→ **Your task**
Scan the entries for the word "group". Every line that has it should be copied.

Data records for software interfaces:
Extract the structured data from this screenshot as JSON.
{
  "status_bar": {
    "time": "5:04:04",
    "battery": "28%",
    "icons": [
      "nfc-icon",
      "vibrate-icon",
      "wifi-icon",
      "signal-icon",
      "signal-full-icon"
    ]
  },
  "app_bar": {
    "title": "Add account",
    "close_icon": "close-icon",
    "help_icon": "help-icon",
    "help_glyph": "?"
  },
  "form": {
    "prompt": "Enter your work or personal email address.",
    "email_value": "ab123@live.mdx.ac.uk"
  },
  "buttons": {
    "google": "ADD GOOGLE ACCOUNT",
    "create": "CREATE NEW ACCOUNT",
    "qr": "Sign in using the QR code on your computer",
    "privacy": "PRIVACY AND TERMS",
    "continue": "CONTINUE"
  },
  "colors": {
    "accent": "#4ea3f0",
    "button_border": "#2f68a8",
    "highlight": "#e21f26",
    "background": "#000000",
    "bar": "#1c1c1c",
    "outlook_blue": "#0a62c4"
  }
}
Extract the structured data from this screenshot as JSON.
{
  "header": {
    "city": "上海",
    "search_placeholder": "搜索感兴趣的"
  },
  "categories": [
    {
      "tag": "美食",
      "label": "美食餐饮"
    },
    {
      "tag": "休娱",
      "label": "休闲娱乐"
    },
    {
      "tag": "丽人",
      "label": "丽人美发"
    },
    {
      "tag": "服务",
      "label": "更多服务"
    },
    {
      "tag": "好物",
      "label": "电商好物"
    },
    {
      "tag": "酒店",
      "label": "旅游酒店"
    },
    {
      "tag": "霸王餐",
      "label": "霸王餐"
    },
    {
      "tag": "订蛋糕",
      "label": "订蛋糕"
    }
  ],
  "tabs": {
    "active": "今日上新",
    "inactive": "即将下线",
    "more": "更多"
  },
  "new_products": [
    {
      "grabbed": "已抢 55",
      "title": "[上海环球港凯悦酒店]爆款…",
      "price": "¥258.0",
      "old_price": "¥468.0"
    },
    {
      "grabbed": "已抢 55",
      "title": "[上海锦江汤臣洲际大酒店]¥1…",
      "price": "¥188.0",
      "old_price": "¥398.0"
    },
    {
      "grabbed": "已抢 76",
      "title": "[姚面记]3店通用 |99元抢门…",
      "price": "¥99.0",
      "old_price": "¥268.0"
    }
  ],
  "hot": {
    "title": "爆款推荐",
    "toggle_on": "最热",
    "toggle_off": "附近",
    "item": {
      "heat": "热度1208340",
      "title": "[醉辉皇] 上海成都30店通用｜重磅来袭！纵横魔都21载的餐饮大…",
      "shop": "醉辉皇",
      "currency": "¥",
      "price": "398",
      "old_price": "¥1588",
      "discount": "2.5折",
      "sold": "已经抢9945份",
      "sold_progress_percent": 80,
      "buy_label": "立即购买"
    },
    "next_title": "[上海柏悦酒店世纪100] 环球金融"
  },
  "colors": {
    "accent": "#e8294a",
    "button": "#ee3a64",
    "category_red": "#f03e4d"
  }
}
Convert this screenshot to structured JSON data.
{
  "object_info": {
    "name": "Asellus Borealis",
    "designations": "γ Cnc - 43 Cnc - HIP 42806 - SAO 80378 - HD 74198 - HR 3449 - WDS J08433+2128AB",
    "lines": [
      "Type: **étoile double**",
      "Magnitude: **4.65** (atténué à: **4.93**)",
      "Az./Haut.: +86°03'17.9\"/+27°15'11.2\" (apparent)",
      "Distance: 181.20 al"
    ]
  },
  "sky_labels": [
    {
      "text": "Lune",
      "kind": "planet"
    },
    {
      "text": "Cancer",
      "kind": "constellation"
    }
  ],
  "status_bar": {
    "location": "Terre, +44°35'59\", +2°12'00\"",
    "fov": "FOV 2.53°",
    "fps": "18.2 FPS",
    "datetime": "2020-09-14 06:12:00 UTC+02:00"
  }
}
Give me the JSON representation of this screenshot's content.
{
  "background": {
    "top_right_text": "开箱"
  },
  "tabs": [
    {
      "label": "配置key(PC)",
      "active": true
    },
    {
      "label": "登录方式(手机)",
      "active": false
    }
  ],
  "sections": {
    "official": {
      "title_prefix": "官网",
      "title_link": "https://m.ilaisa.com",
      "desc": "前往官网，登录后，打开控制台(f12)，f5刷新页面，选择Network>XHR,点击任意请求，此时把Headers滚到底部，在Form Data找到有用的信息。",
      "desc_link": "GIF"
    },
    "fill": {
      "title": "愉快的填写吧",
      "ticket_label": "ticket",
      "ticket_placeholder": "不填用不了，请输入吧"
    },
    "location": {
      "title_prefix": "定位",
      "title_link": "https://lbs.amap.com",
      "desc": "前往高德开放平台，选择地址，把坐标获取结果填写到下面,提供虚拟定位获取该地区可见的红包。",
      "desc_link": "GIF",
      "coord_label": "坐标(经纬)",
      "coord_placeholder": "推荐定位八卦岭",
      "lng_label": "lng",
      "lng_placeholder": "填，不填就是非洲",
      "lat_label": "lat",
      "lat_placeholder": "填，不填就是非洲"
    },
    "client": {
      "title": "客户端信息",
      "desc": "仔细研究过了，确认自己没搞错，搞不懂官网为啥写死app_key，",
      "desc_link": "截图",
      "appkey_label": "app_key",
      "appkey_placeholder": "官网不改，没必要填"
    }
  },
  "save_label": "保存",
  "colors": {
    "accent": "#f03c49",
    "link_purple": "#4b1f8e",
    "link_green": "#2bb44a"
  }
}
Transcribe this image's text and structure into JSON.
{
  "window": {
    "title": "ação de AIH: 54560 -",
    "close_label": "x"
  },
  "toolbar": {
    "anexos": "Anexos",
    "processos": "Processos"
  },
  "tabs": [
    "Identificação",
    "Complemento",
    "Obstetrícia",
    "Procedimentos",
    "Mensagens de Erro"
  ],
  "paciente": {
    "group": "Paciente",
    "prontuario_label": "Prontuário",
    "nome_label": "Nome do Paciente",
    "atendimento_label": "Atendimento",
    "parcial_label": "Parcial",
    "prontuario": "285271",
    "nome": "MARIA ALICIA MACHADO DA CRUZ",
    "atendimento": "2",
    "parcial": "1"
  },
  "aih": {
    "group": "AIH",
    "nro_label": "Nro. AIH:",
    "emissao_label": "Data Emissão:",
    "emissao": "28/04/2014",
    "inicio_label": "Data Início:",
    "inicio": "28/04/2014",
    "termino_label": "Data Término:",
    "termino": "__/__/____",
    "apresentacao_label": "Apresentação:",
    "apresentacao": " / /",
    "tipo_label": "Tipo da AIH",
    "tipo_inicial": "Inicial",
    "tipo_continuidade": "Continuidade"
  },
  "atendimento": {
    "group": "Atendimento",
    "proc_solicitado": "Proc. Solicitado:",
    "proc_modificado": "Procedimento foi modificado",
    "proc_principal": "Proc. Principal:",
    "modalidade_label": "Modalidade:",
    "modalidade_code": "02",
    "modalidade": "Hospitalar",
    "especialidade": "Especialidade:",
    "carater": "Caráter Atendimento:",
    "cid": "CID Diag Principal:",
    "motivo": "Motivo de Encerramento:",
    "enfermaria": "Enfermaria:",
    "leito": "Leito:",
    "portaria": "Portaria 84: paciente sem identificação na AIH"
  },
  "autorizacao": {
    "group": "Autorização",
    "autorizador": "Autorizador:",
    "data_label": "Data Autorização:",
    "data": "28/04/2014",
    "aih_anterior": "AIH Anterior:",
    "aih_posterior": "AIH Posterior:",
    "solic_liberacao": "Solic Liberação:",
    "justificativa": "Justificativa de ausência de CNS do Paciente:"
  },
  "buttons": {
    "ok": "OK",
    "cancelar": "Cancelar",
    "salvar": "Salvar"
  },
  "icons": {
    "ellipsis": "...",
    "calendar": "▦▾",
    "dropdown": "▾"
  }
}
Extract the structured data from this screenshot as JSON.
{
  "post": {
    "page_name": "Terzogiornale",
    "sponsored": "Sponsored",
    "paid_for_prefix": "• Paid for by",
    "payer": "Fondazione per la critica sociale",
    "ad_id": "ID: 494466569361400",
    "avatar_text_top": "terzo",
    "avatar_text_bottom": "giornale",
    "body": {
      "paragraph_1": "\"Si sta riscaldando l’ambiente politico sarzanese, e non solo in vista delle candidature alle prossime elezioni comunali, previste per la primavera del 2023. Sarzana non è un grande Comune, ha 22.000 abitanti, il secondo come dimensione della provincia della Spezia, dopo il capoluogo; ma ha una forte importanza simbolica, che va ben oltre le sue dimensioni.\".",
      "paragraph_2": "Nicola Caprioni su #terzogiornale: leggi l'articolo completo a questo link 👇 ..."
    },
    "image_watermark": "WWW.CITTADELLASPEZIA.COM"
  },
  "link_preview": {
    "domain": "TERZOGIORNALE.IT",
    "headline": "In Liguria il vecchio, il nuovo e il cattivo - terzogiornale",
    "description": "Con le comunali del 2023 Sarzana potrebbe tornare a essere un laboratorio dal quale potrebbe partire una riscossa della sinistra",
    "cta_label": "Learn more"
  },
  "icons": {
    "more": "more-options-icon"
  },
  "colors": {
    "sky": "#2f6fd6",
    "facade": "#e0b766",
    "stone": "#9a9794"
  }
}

→ **Written solution**
    "group": "Paciente",
    "group": "AIH",
    "group": "Atendimento",
    "group": "Autorização",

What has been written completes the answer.